Players: 1 Player Game | Genre: Puzzle
Release Date: 10/16/07
Fans of Katamari Damacy on the PS2 and its follow-up titles probably have a pretty good idea what to expect from the upcoming entry in Namco Bandai’s goofy, weird, Japanesey and irresistibly fun series. While it’s headed to next-gen platforms (the Xbox 360 initially, and later the PS3), the gameplay, controls, and goals haven’t changed a bit. Even the graphics don’t seem to have taken the power of next-gen to heart (which is actually probably for the best, considering the series’ signature blocky presentation). Yet, even amidst such a tremendous lack of significant change, players who fell in love with the earlier titles still have a lot to look forward to.
First and foremost, while the graphics seem to be as bland and unimpressive as ever, it’s quite apparent that this was a stylistic choice. The power of the next-gen systems has been put to a more subtle use this time around, allowing for the game’s environments to include far more items to be picked up, as well as a lot of activity. The version we played (being demoed on an Xbox 360) plopped us down on a small island where a family was playing, amusingly enough, the Xbox 360 on their TVs. However, a look all around revealed all sorts of characters running around, fishing, wrestling, biking, and doing all sorts of other things as my Katamari slowly increased in size.
Even with the Xbox 360 controller, the gameplay feels exactly the same as the previous games. The left and right sticks control Katamari like a tank, press the sticks in to jump to the other side, and flick ‘em back and forth to power up a speedy dash. While other ports to the 360 feel at least a little different on the different controller, Katamari’s gameplay made the game immediately familiar, and I have to imagine the same will be true of the PS3 Sixaxis controller.

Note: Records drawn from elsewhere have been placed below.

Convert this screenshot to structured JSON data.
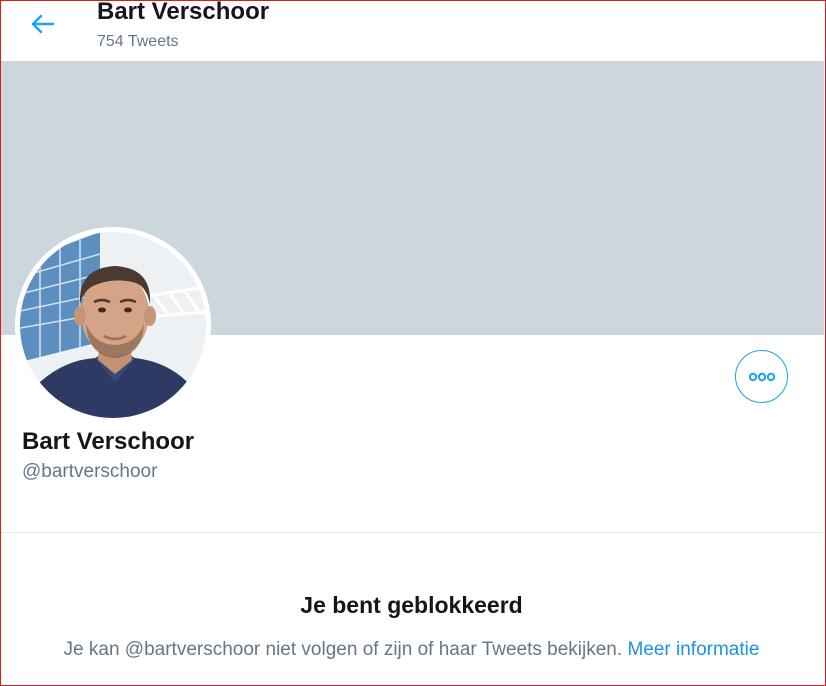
{
  "header": {
    "name": "Bart Verschoor",
    "tweet_count": "754 Tweets",
    "back_icon": "arrow-left-icon"
  },
  "profile": {
    "name": "Bart Verschoor",
    "handle": "@bartverschoor",
    "more_icon": "more-horizontal-icon"
  },
  "blocked": {
    "title": "Je bent geblokkeerd",
    "message": "Je kan @bartverschoor niet volgen of zijn of haar Tweets bekijken.",
    "link": "Meer informatie"
  },
  "colors": {
    "accent": "#1da1f2",
    "link": "#1b95e0",
    "banner": "#ccd6dd",
    "secondary_text": "#657786"
  }
}
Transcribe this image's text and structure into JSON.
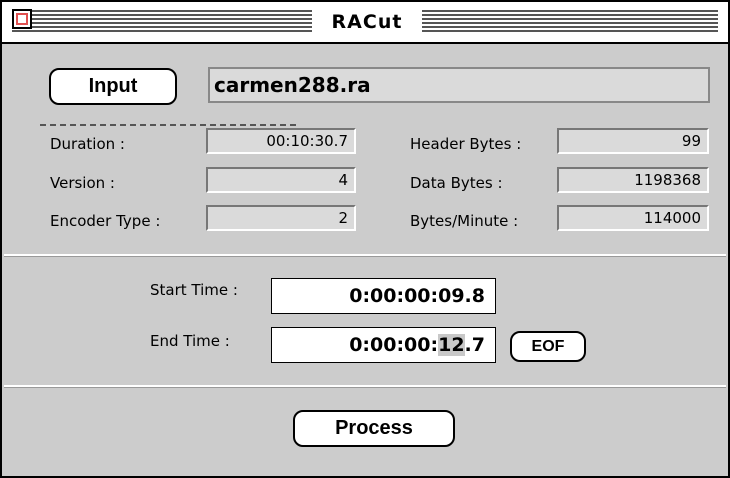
{
  "window": {
    "title": "RACut"
  },
  "input": {
    "button_label": "Input",
    "filename": "carmen288.ra"
  },
  "info": {
    "duration": {
      "label": "Duration :",
      "value": "00:10:30.7"
    },
    "version": {
      "label": "Version :",
      "value": "4"
    },
    "encoder_type": {
      "label": "Encoder Type :",
      "value": "2"
    },
    "header_bytes": {
      "label": "Header Bytes :",
      "value": "99"
    },
    "data_bytes": {
      "label": "Data Bytes :",
      "value": "1198368"
    },
    "bytes_per_minute": {
      "label": "Bytes/Minute :",
      "value": "114000"
    }
  },
  "cut": {
    "start_label": "Start Time :",
    "start_value": "0:00:00:09.8",
    "end_label": "End Time :",
    "end_value_prefix": "0:00:00:",
    "end_value_selected": "12",
    "end_value_suffix": ".7",
    "eof_label": "EOF"
  },
  "process": {
    "button_label": "Process"
  }
}
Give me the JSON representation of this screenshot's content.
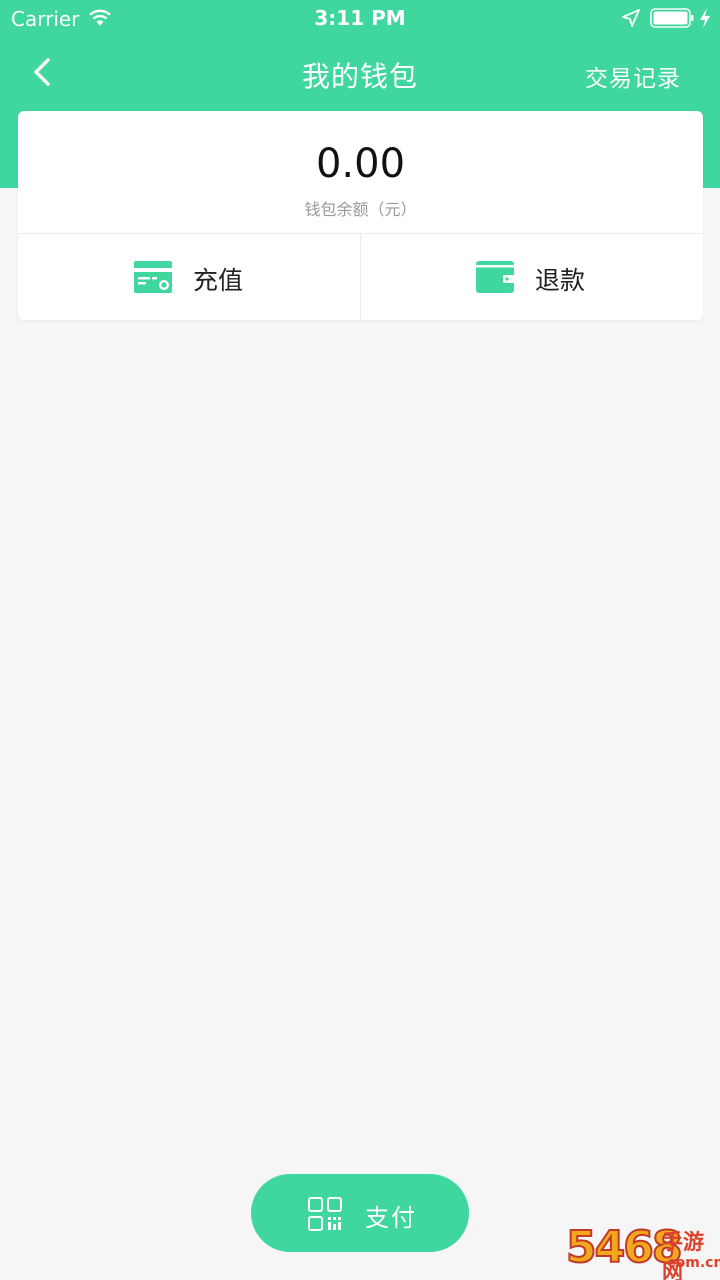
{
  "status_bar": {
    "carrier": "Carrier",
    "time": "3:11 PM"
  },
  "nav": {
    "title": "我的钱包",
    "right_link": "交易记录",
    "back_icon": "chevron-left-icon"
  },
  "wallet": {
    "balance": "0.00",
    "balance_label": "钱包余额（元）",
    "actions": [
      {
        "label": "充值",
        "icon": "card-icon"
      },
      {
        "label": "退款",
        "icon": "wallet-icon"
      }
    ]
  },
  "pay_button": {
    "label": "支付",
    "icon": "qr-code-icon"
  },
  "watermark": {
    "brand_digits": "5468",
    "brand_cn": "手游网",
    "domain": ".com.cn"
  },
  "colors": {
    "accent": "#3fd69f",
    "background": "#f6f6f7"
  }
}
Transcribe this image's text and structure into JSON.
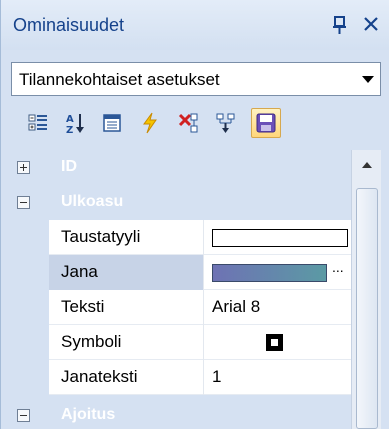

With all this stuff being so alike to the old games, you might be wondering just what’s new, and the answer is primarily the addition of multiplayer support, which will allow for both a co-op mode comparable to the one seen in We Love Katamari (with each player controlling one side of the Katamari) as well as a versus mode that sounds similar to the one seen in the original game. As is befitting the online environment, players will also be able to outfit their own princes, princesses and second cousins with their own unique look thanks to a new character creator, so when your massive Katamari slams into another player’s online, they have a unique face burned in their memory to curse in the name of the great King of All Cosmos. Err… or something like that.
It also bears mention that the game will feature an entirely new soundtrack. Still, given the series’ track record for wonderfully unique and appropriately Japanesey soundtracks, there’s little doubt that Beautiful Katamari will have a beautiful soundtrack to go with it.
While it remains to be seen how opting not to deviate too far from the original game’s formula will work for the series as it moves to next-gen platforms, series fans are probably unlikely to complain even if this game turns out to be just “more of the same”, because we just can’t get enough Katamari, and even just the ability to share our Katamari experience online is something that’s too tempting to pass up.
It's not like a Katamari game requires incredible graphics, so this one looks as ready to go as it's gonna' be.